Choosing your degree is tough. How are you meant to decide on that one course you'll dedicate the next three or more years of your life to?
Unless you have a really clear idea of exactly where you want your degree to take you, or there's one standout subject that absolutely sets your soul on fire, there are lots of different factors to consider when deciding on your degree.
Perhaps you're torn between two subjects that you're equally passionate about, or you're not quite sure which career direction you want to take yet. If that's the case, considering a combination degree could give you the best of both worlds by allowing you to study two courses for the price of one.
That's exactly what third year student George Pennington-Reader opted to do. He's studying Sport and PE combined with Education at Liverpool Hope University, with a view to pursuing a career in some form of sports education. "When I was applying for courses, I knew I wanted to go into education, but I wasn't really sure I wanted to be a teacher," he explains.
"I enjoyed sports, so I thought if I did sports combined with education, it would give me the chance to explore more educational professions rather than just solely teaching. Doing a combination course meant I could explore both sports professions and educational professions, so it opened more doors for me really," George adds.
Indeed, through Liverpool Hope's careers hub, George has had access to work experience opportunities in a range of different organisations. "I've done some teaching in schools, but also done some volunteering in the prison system, where you can go in and work with young offenders," he says.

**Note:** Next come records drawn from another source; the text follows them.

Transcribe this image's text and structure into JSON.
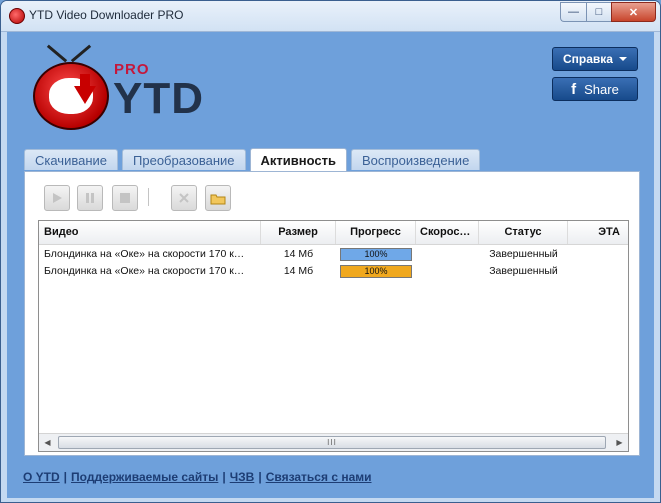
{
  "window": {
    "title": "YTD Video Downloader PRO"
  },
  "logo": {
    "pro": "PRO",
    "ytd": "YTD"
  },
  "header": {
    "help_label": "Справка",
    "share_label": "Share"
  },
  "tabs": [
    {
      "label": "Скачивание",
      "active": false
    },
    {
      "label": "Преобразование",
      "active": false
    },
    {
      "label": "Активность",
      "active": true
    },
    {
      "label": "Воспроизведение",
      "active": false
    }
  ],
  "toolbar": {
    "icons": [
      "play-icon",
      "pause-icon",
      "stop-icon",
      "delete-icon",
      "folder-icon"
    ]
  },
  "table": {
    "columns": [
      "Видео",
      "Размер",
      "Прогресс",
      "Скорос…",
      "Статус",
      "ЭТА"
    ],
    "rows": [
      {
        "video": "Блондинка на «Оке» на скорости 170 к…",
        "size": "14 Мб",
        "progress": "100%",
        "progress_value": 100,
        "progress_color": "#6fa8e8",
        "speed": "",
        "status": "Завершенный",
        "eta": ""
      },
      {
        "video": "Блондинка на «Оке» на скорости 170 к…",
        "size": "14 Мб",
        "progress": "100%",
        "progress_value": 100,
        "progress_color": "#f0a81e",
        "speed": "",
        "status": "Завершенный",
        "eta": ""
      }
    ]
  },
  "scrollbar": {
    "grip": "III"
  },
  "footer": {
    "links": [
      "О YTD",
      "Поддерживаемые сайты",
      "ЧЗВ",
      "Связаться с нами"
    ],
    "separator": "|"
  },
  "colors": {
    "accent": "#6ea0db",
    "header_button": "#174a8b",
    "link": "#1d3d74"
  }
}
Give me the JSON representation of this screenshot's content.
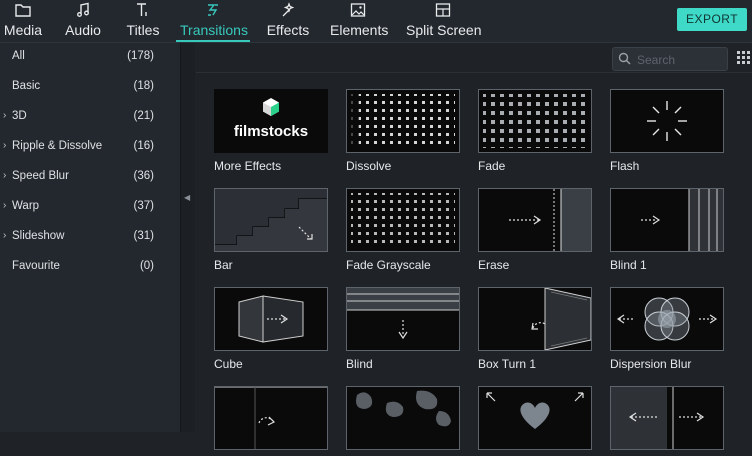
{
  "toolbar": {
    "tabs": [
      {
        "label": "Media",
        "icon": "folder-icon"
      },
      {
        "label": "Audio",
        "icon": "music-note-icon"
      },
      {
        "label": "Titles",
        "icon": "text-icon"
      },
      {
        "label": "Transitions",
        "icon": "transition-icon"
      },
      {
        "label": "Effects",
        "icon": "sparkle-icon"
      },
      {
        "label": "Elements",
        "icon": "image-icon"
      },
      {
        "label": "Split Screen",
        "icon": "split-screen-icon"
      }
    ],
    "active_tab": "Transitions",
    "export_label": "EXPORT"
  },
  "sidebar": {
    "categories": [
      {
        "label": "All",
        "count": "(178)",
        "expandable": false
      },
      {
        "label": "Basic",
        "count": "(18)",
        "expandable": false
      },
      {
        "label": "3D",
        "count": "(21)",
        "expandable": true
      },
      {
        "label": "Ripple & Dissolve",
        "count": "(16)",
        "expandable": true
      },
      {
        "label": "Speed Blur",
        "count": "(36)",
        "expandable": true
      },
      {
        "label": "Warp",
        "count": "(37)",
        "expandable": true
      },
      {
        "label": "Slideshow",
        "count": "(31)",
        "expandable": true
      },
      {
        "label": "Favourite",
        "count": "(0)",
        "expandable": false
      }
    ],
    "selected": "All"
  },
  "search": {
    "placeholder": "Search",
    "value": ""
  },
  "transitions": [
    {
      "label": "More Effects",
      "thumb": "filmstocks",
      "brand_text": "filmstocks"
    },
    {
      "label": "Dissolve",
      "thumb": "dissolve"
    },
    {
      "label": "Fade",
      "thumb": "fade"
    },
    {
      "label": "Flash",
      "thumb": "flash"
    },
    {
      "label": "Bar",
      "thumb": "bar"
    },
    {
      "label": "Fade Grayscale",
      "thumb": "fade-grayscale"
    },
    {
      "label": "Erase",
      "thumb": "erase"
    },
    {
      "label": "Blind 1",
      "thumb": "blind1"
    },
    {
      "label": "Cube",
      "thumb": "cube"
    },
    {
      "label": "Blind",
      "thumb": "blind"
    },
    {
      "label": "Box Turn 1",
      "thumb": "boxturn"
    },
    {
      "label": "Dispersion Blur",
      "thumb": "dispersion"
    },
    {
      "label": "",
      "thumb": "partial-arc"
    },
    {
      "label": "",
      "thumb": "partial-blobs"
    },
    {
      "label": "",
      "thumb": "partial-heart"
    },
    {
      "label": "",
      "thumb": "partial-arrows"
    }
  ],
  "colors": {
    "accent": "#38c9bd",
    "export_bg": "#3fd9c8",
    "sidebar_bg": "#23282e",
    "main_bg": "#1f2328"
  }
}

Charlotte Harrington had similar reasons for opting to study Education combined with Special Educational Needs. Now in her second year, Charlotte says: "I had an interest in both because of my own educational experience, and didn't want to limit myself. I wasn't sure of what I wanted to do after uni, so I had to make sure I kept my options open and wasn't limited."
For her, the two courses complement each other really well, and are giving her a solid grounding for her future career. "They give me a broader but also more in-depth approach to the elements of education. How can you study education without an appreciation for the disabled community? I felt that with a combination course I'd be able to question more and use the two courses as bricks to create a sound infrastructure of knowledge," she says.
"I chose Liverpool Hope because it offered that unique combination of education and SEN. On top of that, it's a small, close-knit community, so I feel really well supported in my combination degree," she explains. "I know I can go to tutors if I'm struggling and they'll genuinely listen, not just brush me off."
One concern you might have about combination degrees is that you'll end up doing double the work – but both George and Charlotte insist that's absolutely not the case. "You're putting in the same amount of hours that you would have been for a single honours course," says Charlotte. "It's split 50:50," George adds, "so for me it's 50% Sport and PE, 50% Education, and really I think you're getting two lots of knowledge for the price of one really."
Studying a combination course wasn't originally part of the plan for second year Combined Criminology and Psychology student Niamh O'Conchubair – but she says her plan B couldn't have worked out better.
"I originally wanted to do straight psychology, but I didn't do well enough to get onto the course I wanted. I ended up doing a foundation entry-level course in criminology and sociology at another university, because the psychology course was already full," she explains.
"I fell in love with the criminology course and was looking for a combined psychology and criminology course to do back home in Ireland after my entry-level course, but there weren't any. When I saw the course in Liverpool though, I thought it would be a home from home!" Niamh adds.
"I'd already fallen in love with both subjects, and I aspire to be a forensic psychologist, so I thought the best thing to do would be combine the two," she explains. "Despite its challenges – particularly after I broke my leg during the first year – the course has helped me grow as a student and gain so much confidence in myself. It's made me realise I'm a lot smarter than I've ever given myself credit for. Every day is a new challenge, but it's great fun!"
Plus, while George, Charlotte and Niamh have all chosen combinations of subjects that complement each other, it's also worth noting that Liverpool Hope offers combined degrees in totally different subjects as well – so you could satisfy a more varied range of interests by opting for something like Business Management and Creative Writing, Accounting & Finance and Early Childhood, or Music and Politics.
To find out more about the full range of combination courses on offer at Liverpool Hope University, why not book in for an Open Day? You’ll have the the opportunity to chat to lecturers and find out if a single or combined course is the right choice, plus will have a chance to explore their course offering further. Book your Open Day spot here.
About our sponsor
Liverpool Hope University prides itself on the academic excellence of its students and we are constantly working to ensure that they receive the best learning and teaching experience. Over the last decade, the University has funded major developments across the campus to benefit students, and is equipped with state-of-the-art facilities to help support their studies. As a student at Hope, you will have an excellent range of resources available to help you achieve your goals and get the most from your time at University.